Overall, this is an interesting volume, one which provides an important entry point into several key aspects of the value of liturgical studies to examining the religious, social, and political world of Outremer. It is particularly pleasing to see efforts to incorporate the experiences of Christian communities outside of the Latin ruling elites, though it is a pity that more room could not be afforded to Eastern Christian communities other than the Greek Orthodox.
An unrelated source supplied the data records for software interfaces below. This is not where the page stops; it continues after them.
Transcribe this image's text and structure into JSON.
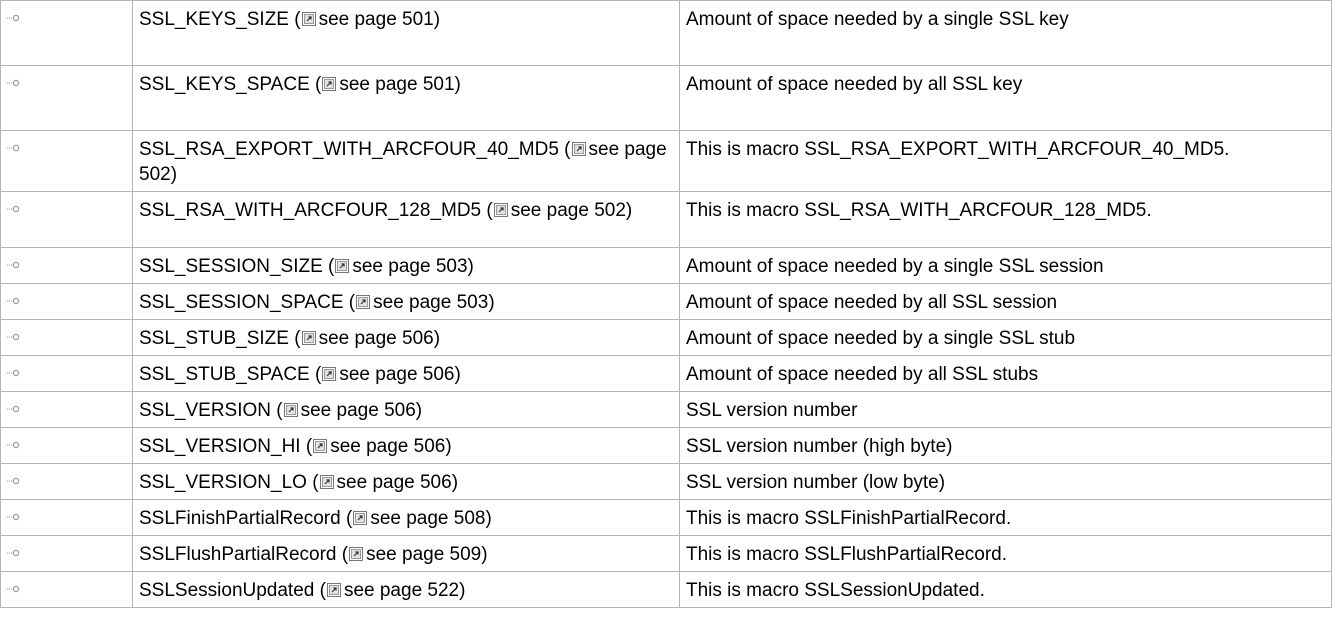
{
  "table": {
    "rows": [
      {
        "name": "SSL_KEYS_SIZE",
        "see": "see page 501",
        "description": "Amount of space needed by a single SSL key"
      },
      {
        "name": "SSL_KEYS_SPACE",
        "see": "see page 501",
        "description": "Amount of space needed by all SSL key"
      },
      {
        "name": "SSL_RSA_EXPORT_WITH_ARCFOUR_40_MD5",
        "see": "see page 502",
        "description": "This is macro SSL_RSA_EXPORT_WITH_ARCFOUR_40_MD5."
      },
      {
        "name": "SSL_RSA_WITH_ARCFOUR_128_MD5",
        "see": "see page 502",
        "description": "This is macro SSL_RSA_WITH_ARCFOUR_128_MD5."
      },
      {
        "name": "SSL_SESSION_SIZE",
        "see": "see page 503",
        "description": "Amount of space needed by a single SSL session"
      },
      {
        "name": "SSL_SESSION_SPACE",
        "see": "see page 503",
        "description": "Amount of space needed by all SSL session"
      },
      {
        "name": "SSL_STUB_SIZE",
        "see": "see page 506",
        "description": "Amount of space needed by a single SSL stub"
      },
      {
        "name": "SSL_STUB_SPACE",
        "see": "see page 506",
        "description": "Amount of space needed by all SSL stubs"
      },
      {
        "name": "SSL_VERSION",
        "see": "see page 506",
        "description": "SSL version number"
      },
      {
        "name": "SSL_VERSION_HI",
        "see": "see page 506",
        "description": "SSL version number (high byte)"
      },
      {
        "name": "SSL_VERSION_LO",
        "see": "see page 506",
        "description": "SSL version number (low byte)"
      },
      {
        "name": "SSLFinishPartialRecord",
        "see": "see page 508",
        "description": "This is macro SSLFinishPartialRecord."
      },
      {
        "name": "SSLFlushPartialRecord",
        "see": "see page 509",
        "description": "This is macro SSLFlushPartialRecord."
      },
      {
        "name": "SSLSessionUpdated",
        "see": "see page 522",
        "description": "This is macro SSLSessionUpdated."
      }
    ]
  },
  "icons": {
    "row_icon": "macro-icon",
    "link_icon": "link-arrow-icon"
  },
  "colors": {
    "border": "#b4b4b4",
    "icon": "#9a9a9a",
    "text": "#000000"
  }
}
One also has to wonder whether the title of this volume might have better reflected the Jerusalem focus of all but a couple of its contributions—though it is no fault of the scholars that liturgical materials for the other polities of Outremer are relatively lacking, it can be questioned how much the source material for the kingdom of Jerusalem necessarily reflects the Crusader States more widely (especially given the variant religious demographics of the principality of Antioch, the counties of Edessa and Tripoli, and the kingdom of Cyprus). It is also jarring for this particular reviewer to see the use of the term "crusader kingdoms." Finally, it is worth noting the price, which seems to be prohibitively expensive, especially given the size and production values of the volume (for instance the small font used for the footnotes). It is to be hoped that Routledge might re-consider their approach to pricing, as their books are becoming increasingly unaffordable, and as a consequence, inaccessible.